You may have just received your first paycheck of the New Year and wondered why the net amount is less than your last paycheck of 2012. There is an easy explanation.
Social Security Tax Increase
In 2011, Congress passed a Social Security payroll tax holiday of two percent, and extended it on multiple occasions throughout the end of 2012. This tax holiday was intended to help stimulate the economy by giving taxpayers more disposable income in their regular paychecks. If you are afraid that we were just robbing Social Security for the short term, you may rest easy knowing that there was a provision that allowed the lost portions to be transferred from the General Fund to prevent any loss to the Social Security Trust Fund.
The Fiscal Cliff

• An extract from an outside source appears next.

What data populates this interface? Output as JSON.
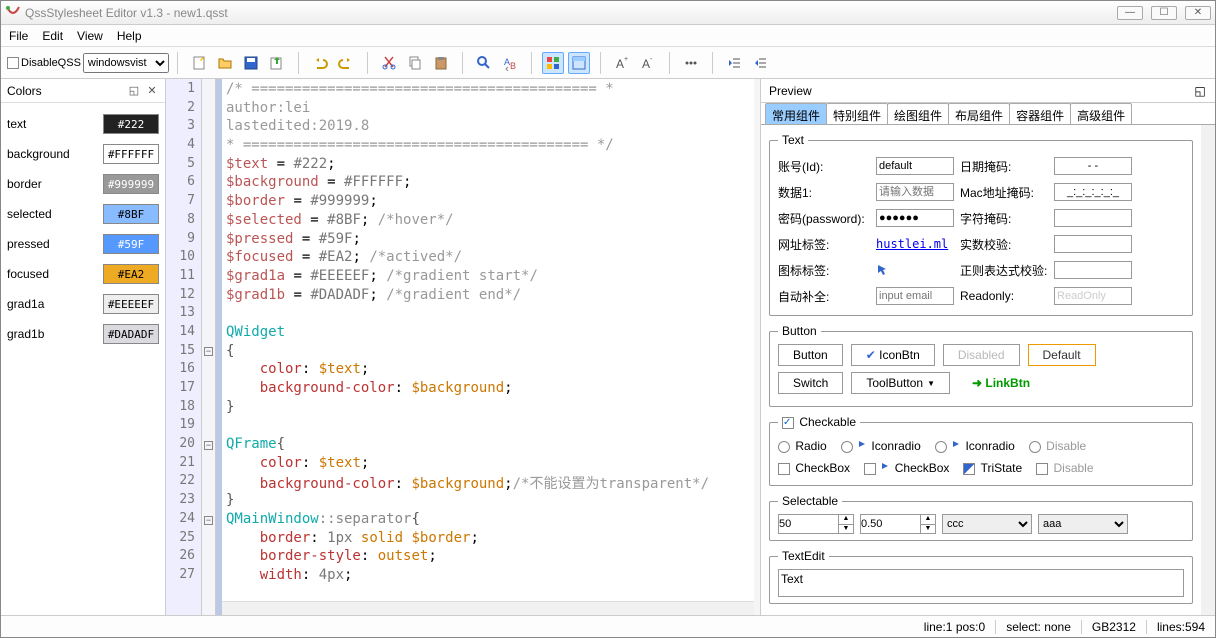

The “fiscal cliff” received much attention at the end of 2012. While Congress eventually agreed upon legislation extending many of the tax breaks that were set to expire on December 31, 2012, they did not, however, include a provision to continue the Social Security tax holiday. Therefore, effective January 1, 2013, the Social Security tax increases from 4.2 percent to 6.2 percent.
Evaluate Your Budget
The New Year is a perfect time to evaluate your budget and make any necessary adjustments. Because of the extra two percent Social Security tax increase, you’ll receive less money from your paycheck. You may need to look at cutting your expenses to offset this change.
The “fix” that Congress passed to sidestep the fiscal cliff is only a temporary one. If you aren’t pleased with the outcome, please contact your legislators and inform them how you feel they should vote.